First, calculate your budget for mixing and/or mastering for the project. Do not forget to anticipate the budget you will need for recording, duplication, graphics, marketing and distribution. You should not end up with a set number, but rather a RANGE that you would be comfortable within.
Next, think about the work you will need done. How many songs? How long? How many tracks of instruments in each song? Do you need mixing, mastering or both? I suggest using the mixing / mastering request form on my web site to gather your information.
Finally, start to look at local studios. What range of prices would you have to pay in order to have the work done near enough for you to attend the sessions? Find the lowest price (bedroom or basement studio) and the highest price (the best commercial studio & top engineer). Bear in mind that "name" engineers can charge as much or more than studio time (it’s not the gear that counts but rather who is working it).
Now you should have two price ranges, how much you want to spend and how much the work can potentially cost.
Of course any work can be done as quickly as possible, but project quality usually increases with the amount of time spent working. Mixes can be "thrown" up or labored over.
If your budget is at the low end of the rates you have been quoted, you may have to accept that your work will have to be done quickly. I would do the work for a rate near the top of your range.
If your budget is similar to the range you have been quoted, I would do the work for a rate between 2/3 and the top of your range. Please bear in mind that time spent working is still based on project budget.
If your budget exceeds the range you have been quoted, then I suggest we discuss various way you can get the absolute best final product (including how, where and with whom you plan to record the project).
My rates (even flat) are based on a greatly varying hourly rate. I will not quote a specific rate per hour or project, because it would scare away people who cannot afford it and also limit how much I earn with those who can. But what I do promise is that every project will get the proper time and attention according to it’s budget.
"LOW BUDGET LABELS AND "WELL-FED ARTISTS":

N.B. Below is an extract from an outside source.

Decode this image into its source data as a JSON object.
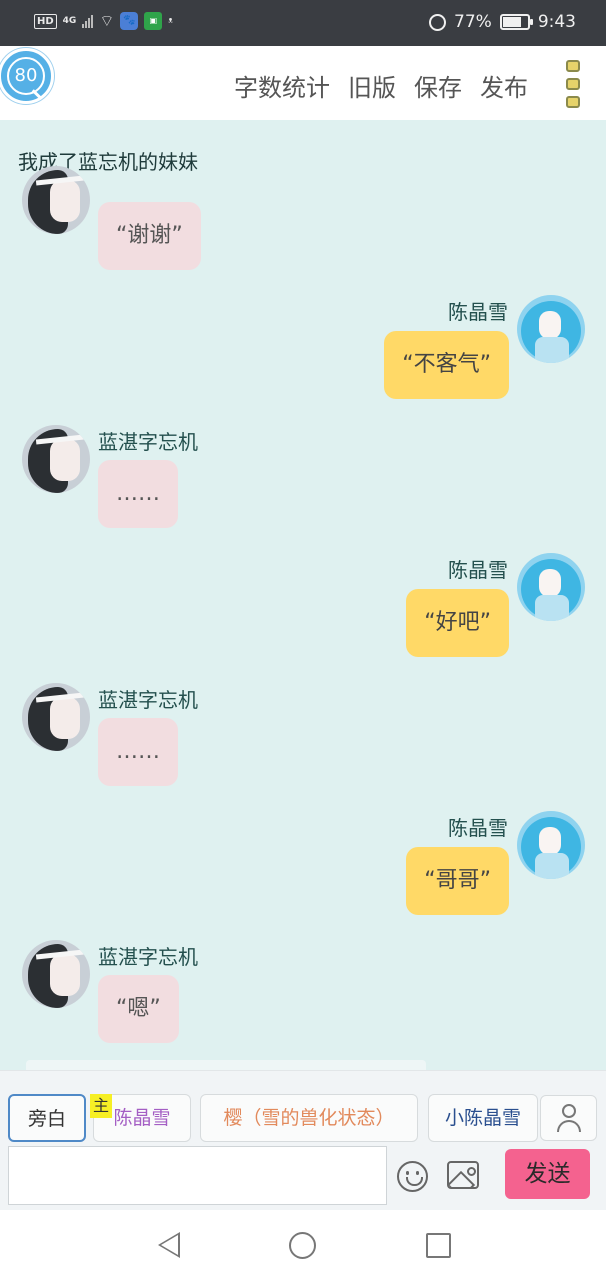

Recently there has been an increase in mid-budget work, which follows similar guidelines except for more time to perfect the mix, higher priority scheduling and other advantages.